The Triumph of Military Technology Over … Bambi?
Posted by Steve Martindale at 6:45 AM | Permalink | Comments (7)
Maybe you've wondered what it's like to view the world through the eyes of another animal, say a cat, a dog, or, more to the point, a deer. Here's your chance to do exactly that, or at least to witness how deer see hunters. The scientists who figured this out have been channeling their efforts into the latest camouflage designs, using the same computer-imaging process that protects our armed forces. With this high-tech clothing, hunters are virtually invisible to deer. That's right: The whole point here is to make it that much easier to slaughter these defenseless creatures.
Not that it was hard before. Using lethal weapons to make it absurdly easy to kill anyone who moves is hardly a new concept (look up the aerial wolf slaughter in Alaska for another timely example). Deer are marvelously nimble and well adapted for fleeing from danger, but they don't perceive humans as a threat at the killing range of high-powered rifles or modern crossbows. Actually, half of the arrows shot into deer leave their victims wounded and suffering rather than dead, but invisibility won't change that. Hunters are notorious for coming up with justifications for pursuing their outdated and malicious tradition, in spite of all the evidence against their arguments.
Ah, autumn-when the leaves are changing colors, birds are flocking, and the air is filled with, well, gunshots. Every year, reckless hunters wound or kill hundreds of people, many while walking on their own property. Recently, a 54-year-old hiker in Washington was shot to death by a 14 year old who mistook her for a bear. The hunter's chaperone was 16 years old. But the times, they are a-changin'. While our tax dollars continue to support the hunting and fishing industries-which supposedly "manage" animal populations-this method of population control is being used by smaller and smaller segments of society.
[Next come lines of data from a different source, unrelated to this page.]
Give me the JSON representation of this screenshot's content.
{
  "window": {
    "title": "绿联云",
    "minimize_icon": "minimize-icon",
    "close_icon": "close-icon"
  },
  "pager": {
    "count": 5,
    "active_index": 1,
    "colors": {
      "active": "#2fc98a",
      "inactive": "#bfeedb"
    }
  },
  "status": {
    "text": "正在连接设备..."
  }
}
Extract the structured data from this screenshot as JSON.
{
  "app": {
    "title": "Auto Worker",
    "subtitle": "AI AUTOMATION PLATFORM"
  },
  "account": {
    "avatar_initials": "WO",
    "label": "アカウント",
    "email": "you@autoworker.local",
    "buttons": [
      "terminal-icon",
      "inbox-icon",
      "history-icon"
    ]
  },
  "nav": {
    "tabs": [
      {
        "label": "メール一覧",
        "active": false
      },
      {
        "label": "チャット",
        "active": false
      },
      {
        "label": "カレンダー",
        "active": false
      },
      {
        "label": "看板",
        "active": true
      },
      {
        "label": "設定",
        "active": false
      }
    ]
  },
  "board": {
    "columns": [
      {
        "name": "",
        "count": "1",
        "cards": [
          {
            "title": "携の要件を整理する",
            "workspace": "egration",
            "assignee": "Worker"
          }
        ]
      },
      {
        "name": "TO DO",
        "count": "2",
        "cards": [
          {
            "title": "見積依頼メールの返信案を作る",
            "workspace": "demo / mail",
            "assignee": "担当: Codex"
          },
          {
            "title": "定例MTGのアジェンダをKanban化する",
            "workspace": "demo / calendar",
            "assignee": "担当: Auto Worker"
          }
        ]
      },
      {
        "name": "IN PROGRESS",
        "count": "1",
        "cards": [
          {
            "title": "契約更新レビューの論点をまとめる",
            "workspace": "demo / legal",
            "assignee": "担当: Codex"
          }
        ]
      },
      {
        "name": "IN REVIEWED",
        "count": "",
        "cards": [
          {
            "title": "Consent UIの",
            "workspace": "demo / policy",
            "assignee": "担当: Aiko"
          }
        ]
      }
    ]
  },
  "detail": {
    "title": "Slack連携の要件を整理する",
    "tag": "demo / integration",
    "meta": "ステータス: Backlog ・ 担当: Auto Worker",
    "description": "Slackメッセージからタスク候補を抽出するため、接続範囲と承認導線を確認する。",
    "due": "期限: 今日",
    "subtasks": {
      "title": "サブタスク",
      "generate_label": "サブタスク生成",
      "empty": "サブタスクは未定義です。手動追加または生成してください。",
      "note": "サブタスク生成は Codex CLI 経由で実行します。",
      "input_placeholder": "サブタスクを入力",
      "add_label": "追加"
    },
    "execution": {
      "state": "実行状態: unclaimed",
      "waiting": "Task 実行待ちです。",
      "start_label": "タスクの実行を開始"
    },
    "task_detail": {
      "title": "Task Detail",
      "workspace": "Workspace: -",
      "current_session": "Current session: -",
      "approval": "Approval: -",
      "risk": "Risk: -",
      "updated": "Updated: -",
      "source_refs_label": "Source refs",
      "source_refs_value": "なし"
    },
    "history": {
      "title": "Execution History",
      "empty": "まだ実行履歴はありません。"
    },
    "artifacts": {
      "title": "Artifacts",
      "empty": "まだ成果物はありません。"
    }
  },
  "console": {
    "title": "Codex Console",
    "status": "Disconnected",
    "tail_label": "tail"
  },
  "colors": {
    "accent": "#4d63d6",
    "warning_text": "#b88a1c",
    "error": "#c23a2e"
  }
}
And by and large, the younger generation just isn't taking up arms against wildlife with the enthusiasm of its parents. The U.S. Fish and Wildlife Service reports a steady decline in the numbers of hunters and fishers over the last 20 years. There are now about 12 million hunters in the U.S.-less than 4 percent of the population. But the proportion of public programs and land at their disposal is grotesquely larger than the proportion of the population that uses it. And with the drop-off in popularity of killing for fun, state agencies are clamoring for more business, since they depend on licensing fees to fill their coffers. Meanwhile, there are now over 71 million wildlife-watchers, six times the number of hunters, who enjoy being a part of nature without destroying it or killing anyone. Sooner or later, these statistics are bound to sink in, so that our tax dollars and public lands can be used appropriately-wouldn't you think?
So I encourage you to speak up to your local, state, and federal officials, and let them know that you support protecting wildlife rather than killing defenseless animals. Let's use our tax dollars for peaceful coexistence with other living beings and celebrate the diversity of life instead of murdering it.
And please kick the tires of the charities that you support. I was surprised when I discovered that the Sierra Club actively promotes hunting, although I've known for some time that World Wildlife Fund sponsors hunting and fishing projects to "manage" wild populations. "Sustainable use of resources" is often used by environmental and wildlife groups as a code-phrase for hunting and fishing. But a vegetarian diet is far more sustainable, anywhere on this planet. In fact, it's our only hope for the exploding human population. You really can't eat meat and call yourself an environmentalist, let alone an animal lover. Hunting and fishing have thus become one litmus test for me to narrow down the number of organizations that I personally support-to a very short list.
Have a favorite spot for wildlife-watching? Give us your best recommendations.
Posted to Family & Friends | Posted to Tags: deer, hunting, Steve Martindale